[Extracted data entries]

________________________________________

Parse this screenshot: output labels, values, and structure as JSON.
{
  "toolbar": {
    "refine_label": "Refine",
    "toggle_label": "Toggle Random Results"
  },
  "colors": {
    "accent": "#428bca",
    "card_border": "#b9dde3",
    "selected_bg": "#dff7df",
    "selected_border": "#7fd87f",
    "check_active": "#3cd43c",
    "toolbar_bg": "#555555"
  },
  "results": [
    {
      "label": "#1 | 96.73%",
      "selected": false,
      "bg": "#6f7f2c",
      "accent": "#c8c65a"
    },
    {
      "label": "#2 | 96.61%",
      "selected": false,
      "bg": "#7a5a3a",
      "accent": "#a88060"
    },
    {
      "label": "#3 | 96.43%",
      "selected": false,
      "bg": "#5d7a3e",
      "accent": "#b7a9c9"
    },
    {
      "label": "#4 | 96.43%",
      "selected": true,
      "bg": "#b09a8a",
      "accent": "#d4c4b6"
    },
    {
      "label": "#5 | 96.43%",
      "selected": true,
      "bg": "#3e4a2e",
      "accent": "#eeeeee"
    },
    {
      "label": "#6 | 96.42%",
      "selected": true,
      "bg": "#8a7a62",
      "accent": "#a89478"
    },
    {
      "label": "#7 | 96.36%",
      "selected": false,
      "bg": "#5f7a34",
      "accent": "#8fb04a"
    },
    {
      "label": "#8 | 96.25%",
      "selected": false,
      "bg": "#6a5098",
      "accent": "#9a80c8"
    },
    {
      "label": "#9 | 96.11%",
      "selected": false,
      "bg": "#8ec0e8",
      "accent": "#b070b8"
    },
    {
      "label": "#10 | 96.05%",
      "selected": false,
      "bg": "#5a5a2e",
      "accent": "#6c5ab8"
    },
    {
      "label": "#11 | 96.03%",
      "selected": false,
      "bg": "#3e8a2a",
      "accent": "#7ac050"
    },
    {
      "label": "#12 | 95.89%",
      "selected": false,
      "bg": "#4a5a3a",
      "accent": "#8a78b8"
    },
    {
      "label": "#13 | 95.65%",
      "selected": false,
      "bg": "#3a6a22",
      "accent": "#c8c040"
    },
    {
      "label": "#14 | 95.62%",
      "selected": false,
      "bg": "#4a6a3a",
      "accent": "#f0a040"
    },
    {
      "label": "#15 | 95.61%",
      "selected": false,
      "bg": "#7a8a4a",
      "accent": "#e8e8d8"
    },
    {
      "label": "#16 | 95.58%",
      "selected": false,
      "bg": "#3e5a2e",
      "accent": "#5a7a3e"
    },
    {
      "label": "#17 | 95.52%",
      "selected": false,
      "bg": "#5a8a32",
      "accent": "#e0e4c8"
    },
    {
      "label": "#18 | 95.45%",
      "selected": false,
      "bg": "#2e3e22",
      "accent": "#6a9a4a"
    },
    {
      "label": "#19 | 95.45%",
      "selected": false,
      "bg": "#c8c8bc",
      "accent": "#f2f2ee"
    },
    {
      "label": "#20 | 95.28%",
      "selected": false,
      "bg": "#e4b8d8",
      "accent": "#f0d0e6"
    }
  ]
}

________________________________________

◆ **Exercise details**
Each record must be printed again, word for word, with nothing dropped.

◆ **Answer section**
Parse this screenshot: output labels, values, and structure as JSON.
{
  "toolbar": {
    "refine_label": "Refine",
    "toggle_label": "Toggle Random Results"
  },
  "colors": {
    "accent": "#428bca",
    "card_border": "#b9dde3",
    "selected_bg": "#dff7df",
    "selected_border": "#7fd87f",
    "check_active": "#3cd43c",
    "toolbar_bg": "#555555"
  },
  "results": [
    {
      "label": "#1 | 96.73%",
      "selected": false,
      "bg": "#6f7f2c",
      "accent": "#c8c65a"
    },
    {
      "label": "#2 | 96.61%",
      "selected": false,
      "bg": "#7a5a3a",
      "accent": "#a88060"
    },
    {
      "label": "#3 | 96.43%",
      "selected": false,
      "bg": "#5d7a3e",
      "accent": "#b7a9c9"
    },
    {
      "label": "#4 | 96.43%",
      "selected": true,
      "bg": "#b09a8a",
      "accent": "#d4c4b6"
    },
    {
      "label": "#5 | 96.43%",
      "selected": true,
      "bg": "#3e4a2e",
      "accent": "#eeeeee"
    },
    {
      "label": "#6 | 96.42%",
      "selected": true,
      "bg": "#8a7a62",
      "accent": "#a89478"
    },
    {
      "label": "#7 | 96.36%",
      "selected": false,
      "bg": "#5f7a34",
      "accent": "#8fb04a"
    },
    {
      "label": "#8 | 96.25%",
      "selected": false,
      "bg": "#6a5098",
      "accent": "#9a80c8"
    },
    {
      "label": "#9 | 96.11%",
      "selected": false,
      "bg": "#8ec0e8",
      "accent": "#b070b8"
    },
    {
      "label": "#10 | 96.05%",
      "selected": false,
      "bg": "#5a5a2e",
      "accent": "#6c5ab8"
    },
    {
      "label": "#11 | 96.03%",
      "selected": false,
      "bg": "#3e8a2a",
      "accent": "#7ac050"
    },
    {
      "label": "#12 | 95.89%",
      "selected": false,
      "bg": "#4a5a3a",
      "accent": "#8a78b8"
    },
    {
      "label": "#13 | 95.65%",
      "selected": false,
      "bg": "#3a6a22",
      "accent": "#c8c040"
    },
    {
      "label": "#14 | 95.62%",
      "selected": false,
      "bg": "#4a6a3a",
      "accent": "#f0a040"
    },
    {
      "label": "#15 | 95.61%",
      "selected": false,
      "bg": "#7a8a4a",
      "accent": "#e8e8d8"
    },
    {
      "label": "#16 | 95.58%",
      "selected": false,
      "bg": "#3e5a2e",
      "accent": "#5a7a3e"
    },
    {
      "label": "#17 | 95.52%",
      "selected": false,
      "bg": "#5a8a32",
      "accent": "#e0e4c8"
    },
    {
      "label": "#18 | 95.45%",
      "selected": false,
      "bg": "#2e3e22",
      "accent": "#6a9a4a"
    },
    {
      "label": "#19 | 95.45%",
      "selected": false,
      "bg": "#c8c8bc",
      "accent": "#f2f2ee"
    },
    {
      "label": "#20 | 95.28%",
      "selected": false,
      "bg": "#e4b8d8",
      "accent": "#f0d0e6"
    }
  ]
}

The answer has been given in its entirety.